= Exercise requirements =
Nothing but the data itself, reproduced exactly, is the expected answer.

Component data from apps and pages
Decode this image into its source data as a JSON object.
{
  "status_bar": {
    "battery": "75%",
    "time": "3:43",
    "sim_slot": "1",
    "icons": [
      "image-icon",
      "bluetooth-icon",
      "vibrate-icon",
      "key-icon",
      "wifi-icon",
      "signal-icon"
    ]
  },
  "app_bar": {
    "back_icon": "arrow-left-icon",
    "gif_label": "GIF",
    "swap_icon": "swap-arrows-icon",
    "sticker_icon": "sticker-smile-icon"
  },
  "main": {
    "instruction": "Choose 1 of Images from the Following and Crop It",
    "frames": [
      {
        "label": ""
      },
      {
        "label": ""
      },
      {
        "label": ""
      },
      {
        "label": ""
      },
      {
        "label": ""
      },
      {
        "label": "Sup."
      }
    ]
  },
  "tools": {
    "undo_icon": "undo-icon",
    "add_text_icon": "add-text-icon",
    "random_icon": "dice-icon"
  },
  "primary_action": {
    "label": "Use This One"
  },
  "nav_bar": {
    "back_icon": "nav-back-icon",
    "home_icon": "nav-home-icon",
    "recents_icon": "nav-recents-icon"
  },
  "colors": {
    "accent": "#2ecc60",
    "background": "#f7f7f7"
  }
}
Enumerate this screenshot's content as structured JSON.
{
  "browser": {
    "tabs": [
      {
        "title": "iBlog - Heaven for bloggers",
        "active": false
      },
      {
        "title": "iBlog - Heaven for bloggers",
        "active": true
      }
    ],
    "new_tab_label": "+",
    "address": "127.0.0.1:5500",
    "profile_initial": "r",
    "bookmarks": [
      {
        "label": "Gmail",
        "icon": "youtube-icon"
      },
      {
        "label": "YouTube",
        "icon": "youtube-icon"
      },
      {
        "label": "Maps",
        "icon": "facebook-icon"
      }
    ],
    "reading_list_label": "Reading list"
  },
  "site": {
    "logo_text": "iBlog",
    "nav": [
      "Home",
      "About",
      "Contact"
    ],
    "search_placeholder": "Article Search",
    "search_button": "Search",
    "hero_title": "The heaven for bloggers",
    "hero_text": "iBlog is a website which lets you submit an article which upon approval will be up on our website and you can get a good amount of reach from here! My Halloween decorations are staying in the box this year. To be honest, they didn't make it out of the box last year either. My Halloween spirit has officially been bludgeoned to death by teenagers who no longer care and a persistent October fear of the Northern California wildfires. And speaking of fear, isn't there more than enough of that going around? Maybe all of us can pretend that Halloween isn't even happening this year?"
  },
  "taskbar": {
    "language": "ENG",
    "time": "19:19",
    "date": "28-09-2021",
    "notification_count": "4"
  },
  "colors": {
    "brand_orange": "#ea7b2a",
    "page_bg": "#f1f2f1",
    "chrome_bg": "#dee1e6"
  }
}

= Completed task =
Decode this image into its source data as a JSON object.
{
  "status_bar": {
    "battery": "75%",
    "time": "3:43",
    "sim_slot": "1",
    "icons": [
      "image-icon",
      "bluetooth-icon",
      "vibrate-icon",
      "key-icon",
      "wifi-icon",
      "signal-icon"
    ]
  },
  "app_bar": {
    "back_icon": "arrow-left-icon",
    "gif_label": "GIF",
    "swap_icon": "swap-arrows-icon",
    "sticker_icon": "sticker-smile-icon"
  },
  "main": {
    "instruction": "Choose 1 of Images from the Following and Crop It",
    "frames": [
      {
        "label": ""
      },
      {
        "label": ""
      },
      {
        "label": ""
      },
      {
        "label": ""
      },
      {
        "label": ""
      },
      {
        "label": "Sup."
      }
    ]
  },
  "tools": {
    "undo_icon": "undo-icon",
    "add_text_icon": "add-text-icon",
    "random_icon": "dice-icon"
  },
  "primary_action": {
    "label": "Use This One"
  },
  "nav_bar": {
    "back_icon": "nav-back-icon",
    "home_icon": "nav-home-icon",
    "recents_icon": "nav-recents-icon"
  },
  "colors": {
    "accent": "#2ecc60",
    "background": "#f7f7f7"
  }
}
Enumerate this screenshot's content as structured JSON.
{
  "browser": {
    "tabs": [
      {
        "title": "iBlog - Heaven for bloggers",
        "active": false
      },
      {
        "title": "iBlog - Heaven for bloggers",
        "active": true
      }
    ],
    "new_tab_label": "+",
    "address": "127.0.0.1:5500",
    "profile_initial": "r",
    "bookmarks": [
      {
        "label": "Gmail",
        "icon": "youtube-icon"
      },
      {
        "label": "YouTube",
        "icon": "youtube-icon"
      },
      {
        "label": "Maps",
        "icon": "facebook-icon"
      }
    ],
    "reading_list_label": "Reading list"
  },
  "site": {
    "logo_text": "iBlog",
    "nav": [
      "Home",
      "About",
      "Contact"
    ],
    "search_placeholder": "Article Search",
    "search_button": "Search",
    "hero_title": "The heaven for bloggers",
    "hero_text": "iBlog is a website which lets you submit an article which upon approval will be up on our website and you can get a good amount of reach from here! My Halloween decorations are staying in the box this year. To be honest, they didn't make it out of the box last year either. My Halloween spirit has officially been bludgeoned to death by teenagers who no longer care and a persistent October fear of the Northern California wildfires. And speaking of fear, isn't there more than enough of that going around? Maybe all of us can pretend that Halloween isn't even happening this year?"
  },
  "taskbar": {
    "language": "ENG",
    "time": "19:19",
    "date": "28-09-2021",
    "notification_count": "4"
  },
  "colors": {
    "brand_orange": "#ea7b2a",
    "page_bg": "#f1f2f1",
    "chrome_bg": "#dee1e6"
  }
}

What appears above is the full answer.